Segment Start: Input

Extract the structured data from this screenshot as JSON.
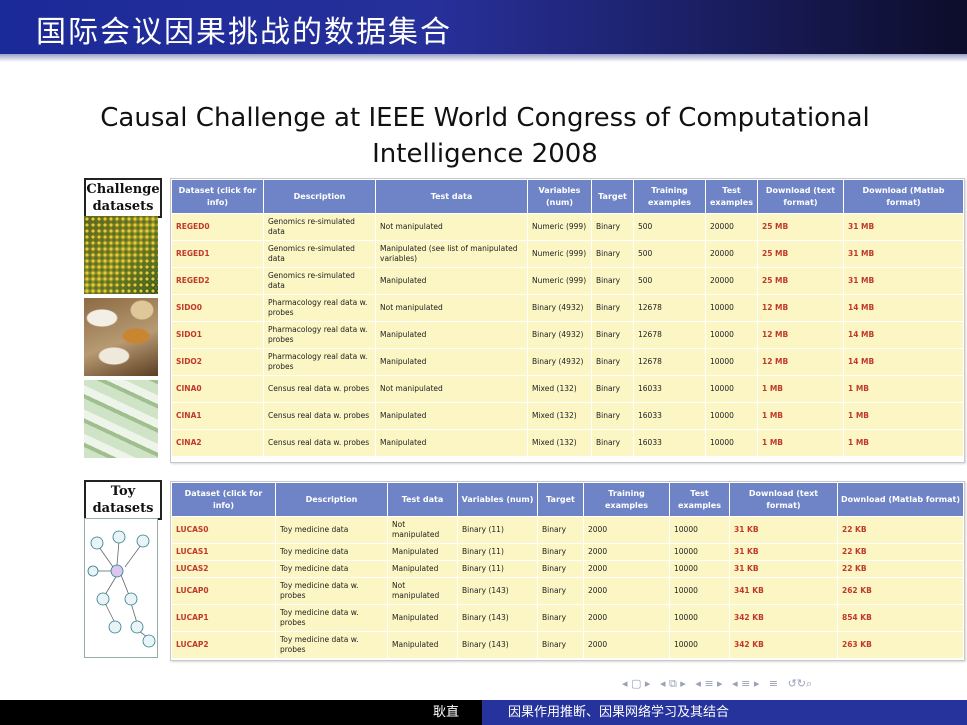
{
  "header": {
    "title": "国际会议因果挑战的数据集合"
  },
  "heading": {
    "line1": "Causal Challenge at IEEE World Congress of Computational",
    "line2": "Intelligence 2008"
  },
  "challenge": {
    "label_line1": "Challenge",
    "label_line2": "datasets",
    "columns": [
      "Dataset (click for info)",
      "Description",
      "Test data",
      "Variables (num)",
      "Target",
      "Training examples",
      "Test examples",
      "Download (text format)",
      "Download (Matlab format)"
    ],
    "rows": [
      [
        "REGED0",
        "Genomics re-simulated data",
        "Not manipulated",
        "Numeric (999)",
        "Binary",
        "500",
        "20000",
        "25 MB",
        "31 MB"
      ],
      [
        "REGED1",
        "Genomics re-simulated data",
        "Manipulated (see list of manipulated variables)",
        "Numeric (999)",
        "Binary",
        "500",
        "20000",
        "25 MB",
        "31 MB"
      ],
      [
        "REGED2",
        "Genomics re-simulated data",
        "Manipulated",
        "Numeric (999)",
        "Binary",
        "500",
        "20000",
        "25 MB",
        "31 MB"
      ],
      [
        "SIDO0",
        "Pharmacology real data w. probes",
        "Not manipulated",
        "Binary (4932)",
        "Binary",
        "12678",
        "10000",
        "12 MB",
        "14 MB"
      ],
      [
        "SIDO1",
        "Pharmacology real data w. probes",
        "Manipulated",
        "Binary (4932)",
        "Binary",
        "12678",
        "10000",
        "12 MB",
        "14 MB"
      ],
      [
        "SIDO2",
        "Pharmacology real data w. probes",
        "Manipulated",
        "Binary (4932)",
        "Binary",
        "12678",
        "10000",
        "12 MB",
        "14 MB"
      ],
      [
        "CINA0",
        "Census real data w. probes",
        "Not manipulated",
        "Mixed (132)",
        "Binary",
        "16033",
        "10000",
        "1 MB",
        "1 MB"
      ],
      [
        "CINA1",
        "Census real data w. probes",
        "Manipulated",
        "Mixed (132)",
        "Binary",
        "16033",
        "10000",
        "1 MB",
        "1 MB"
      ],
      [
        "CINA2",
        "Census real data w. probes",
        "Manipulated",
        "Mixed (132)",
        "Binary",
        "16033",
        "10000",
        "1 MB",
        "1 MB"
      ]
    ]
  },
  "toy": {
    "label_line1": "Toy",
    "label_line2": "datasets",
    "columns": [
      "Dataset (click for info)",
      "Description",
      "Test data",
      "Variables (num)",
      "Target",
      "Training examples",
      "Test examples",
      "Download (text format)",
      "Download (Matlab format)"
    ],
    "rows": [
      [
        "LUCAS0",
        "Toy medicine data",
        "Not manipulated",
        "Binary (11)",
        "Binary",
        "2000",
        "10000",
        "31 KB",
        "22 KB"
      ],
      [
        "LUCAS1",
        "Toy medicine data",
        "Manipulated",
        "Binary (11)",
        "Binary",
        "2000",
        "10000",
        "31 KB",
        "22 KB"
      ],
      [
        "LUCAS2",
        "Toy medicine data",
        "Manipulated",
        "Binary (11)",
        "Binary",
        "2000",
        "10000",
        "31 KB",
        "22 KB"
      ],
      [
        "LUCAP0",
        "Toy medicine data w. probes",
        "Not manipulated",
        "Binary (143)",
        "Binary",
        "2000",
        "10000",
        "341 KB",
        "262 KB"
      ],
      [
        "LUCAP1",
        "Toy medicine data w. probes",
        "Manipulated",
        "Binary (143)",
        "Binary",
        "2000",
        "10000",
        "342 KB",
        "854 KB"
      ],
      [
        "LUCAP2",
        "Toy medicine data w. probes",
        "Manipulated",
        "Binary (143)",
        "Binary",
        "2000",
        "10000",
        "342 KB",
        "263 KB"
      ]
    ]
  },
  "nav": {
    "icons": [
      "nav-first-icon",
      "nav-prev-icon",
      "nav-section-icon",
      "nav-subsection-icon",
      "nav-next-icon",
      "nav-align-icon",
      "nav-search-icon"
    ]
  },
  "footer": {
    "author": "耿直",
    "topic": "因果作用推断、因果网络学习及其结合"
  },
  "colors": {
    "header_blue": "#26339c",
    "table_header": "#6f84c6",
    "table_cell": "#fbf6c4",
    "link_red": "#c0392b"
  }
}
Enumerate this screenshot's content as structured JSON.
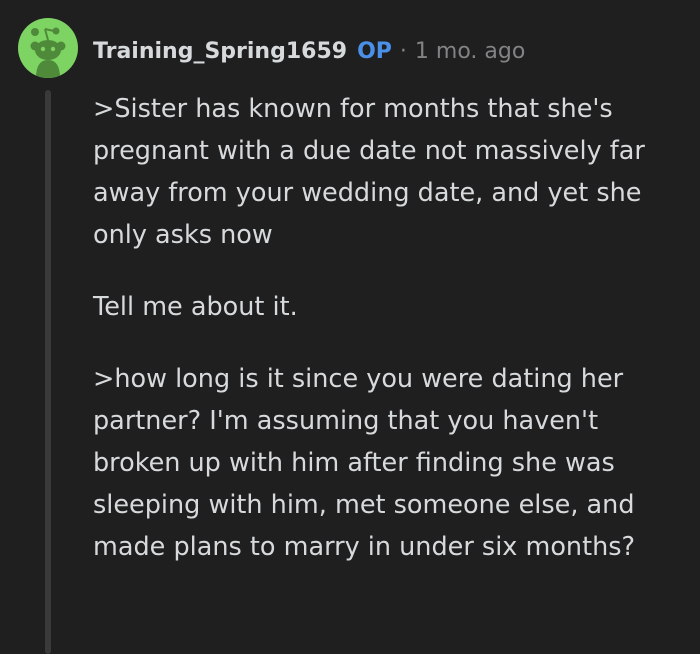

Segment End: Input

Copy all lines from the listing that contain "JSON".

Extract the structured data from this screenshot as JSON.
Enumerate this screenshot's content as structured JSON.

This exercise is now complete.